Edie According to Jane
Of all of the ephemeral superstars created in Andy Warhol’s factory, perhaps none are quite as loved as Edie Sedgwick. The ‘60s it girl was, as Vogue so aptly put it, a “youthquaker”—trendsetting with her affinity for thick black eyeliner, false eyelashes, opaque tights and boatneck sweaters. With the NARS Edie Sedgwick Collection in honor of Andy Warhol, we can finally perfect that defined eye and pouty nude pink lip and attempt to channel our favorite socialite. The “Ciao Manhattan” actress embodied the downtown chic of Warhol’s factory, which she started visiting regularly after meeting Andy in 1965 and starring in his films soon thereafter.
Here, a piece from our archives in which Interview questions another of Andy’s superstars, Baby Jane Holzer, on the magic of Edie.

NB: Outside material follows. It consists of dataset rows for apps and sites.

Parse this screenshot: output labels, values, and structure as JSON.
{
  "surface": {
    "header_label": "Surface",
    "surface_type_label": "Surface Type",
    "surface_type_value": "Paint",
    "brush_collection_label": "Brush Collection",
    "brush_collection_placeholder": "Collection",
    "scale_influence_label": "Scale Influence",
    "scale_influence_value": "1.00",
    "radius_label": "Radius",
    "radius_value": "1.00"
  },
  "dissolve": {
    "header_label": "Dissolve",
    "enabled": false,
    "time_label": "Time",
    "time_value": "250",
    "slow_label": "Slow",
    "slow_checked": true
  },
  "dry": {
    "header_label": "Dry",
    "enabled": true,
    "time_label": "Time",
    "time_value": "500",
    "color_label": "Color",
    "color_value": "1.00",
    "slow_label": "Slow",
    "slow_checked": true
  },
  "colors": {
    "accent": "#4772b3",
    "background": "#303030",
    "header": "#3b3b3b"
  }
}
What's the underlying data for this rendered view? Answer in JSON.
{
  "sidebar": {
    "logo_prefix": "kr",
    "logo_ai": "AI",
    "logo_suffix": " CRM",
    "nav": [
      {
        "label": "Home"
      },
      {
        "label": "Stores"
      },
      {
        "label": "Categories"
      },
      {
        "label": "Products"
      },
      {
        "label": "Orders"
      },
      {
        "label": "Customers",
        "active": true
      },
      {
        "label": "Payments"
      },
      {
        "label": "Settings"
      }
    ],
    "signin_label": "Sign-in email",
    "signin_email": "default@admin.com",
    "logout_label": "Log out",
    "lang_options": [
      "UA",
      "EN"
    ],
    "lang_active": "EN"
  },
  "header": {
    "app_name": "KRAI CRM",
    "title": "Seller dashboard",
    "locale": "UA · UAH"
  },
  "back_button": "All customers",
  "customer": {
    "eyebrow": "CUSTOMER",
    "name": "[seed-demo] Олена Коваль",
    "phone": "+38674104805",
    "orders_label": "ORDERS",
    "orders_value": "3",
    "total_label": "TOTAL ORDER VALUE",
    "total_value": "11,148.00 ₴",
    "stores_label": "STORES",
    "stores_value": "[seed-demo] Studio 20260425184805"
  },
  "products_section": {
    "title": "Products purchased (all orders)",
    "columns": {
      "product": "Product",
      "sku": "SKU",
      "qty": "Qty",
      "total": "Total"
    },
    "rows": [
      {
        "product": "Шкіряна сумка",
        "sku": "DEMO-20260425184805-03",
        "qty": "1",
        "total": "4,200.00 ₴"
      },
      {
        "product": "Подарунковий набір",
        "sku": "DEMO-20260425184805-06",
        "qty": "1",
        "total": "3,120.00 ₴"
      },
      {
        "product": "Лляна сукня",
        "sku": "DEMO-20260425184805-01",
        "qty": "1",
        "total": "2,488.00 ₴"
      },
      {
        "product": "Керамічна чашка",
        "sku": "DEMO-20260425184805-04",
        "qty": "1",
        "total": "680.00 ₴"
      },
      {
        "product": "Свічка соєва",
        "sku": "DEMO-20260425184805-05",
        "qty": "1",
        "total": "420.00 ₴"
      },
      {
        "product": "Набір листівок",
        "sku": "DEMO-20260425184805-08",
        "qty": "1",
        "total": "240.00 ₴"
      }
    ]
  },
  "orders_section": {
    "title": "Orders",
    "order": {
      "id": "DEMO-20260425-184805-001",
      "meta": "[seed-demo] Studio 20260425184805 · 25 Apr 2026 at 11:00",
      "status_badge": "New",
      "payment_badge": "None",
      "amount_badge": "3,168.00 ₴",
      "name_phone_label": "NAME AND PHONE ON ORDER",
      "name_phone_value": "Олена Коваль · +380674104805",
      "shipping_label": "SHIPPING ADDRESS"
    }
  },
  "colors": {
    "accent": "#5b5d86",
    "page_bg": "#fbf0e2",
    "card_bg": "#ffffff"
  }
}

Edie Sedgwick was untrained in everything except in life. She blew into New York City in 1964 from Santa Barbara, California, by way of Boston and landed smack in the middle of Andy Warhol’s universe; with her effortless sense of style and hunger for adventure, she quickly became the artist’s favorite muse. In her brief stay in the spotlight, Edie left an unforgettable mark with a sense of style that’s still turning heads. Everywhere you look, she’s there: limited edition cosmetic lines, the movie Factory Girl, starring Sienna Miller; and not one, but two current photo biographies–Edie: Girl on Fire (Chronicle) and Edie: Factory Girl (VH1 Press). “The girl with the black tights”–as Life once dubbed her–no doubt would have approved of the attention. INTERVIEW asked her Factory contemporary and Ciao! Manhattan (1972) co-star “Baby Jane” Holzer, Why Edie? Why now?
Edie Sedgwick emotionally represents and has come to symbolize something that young people believe is missing from their lives today: the pure authenticity and personal freedom of the 60s. These were the legendary “silver 60s,” embodied by the edgy New York underground experiences. It’s easy to see why young people today are drawn to her. After all, they feel deprived of certain freedoms–sexual, emotional, experiential–and they’re haunted by all the dangers and threats that engulf their daily lives. The smart ones know and resent how everything is marketed to them until it all feels the same. They see a world where nothing is spontaneous or authentic, and they yearn for a time when things were “real.” Edie incarnates all that–the paradise lost, the Camelot. It WAS a simpler time. It WAS fun. None of us knew that anyone would become so famous or die so young. We were just out having a good time. Crazy, right?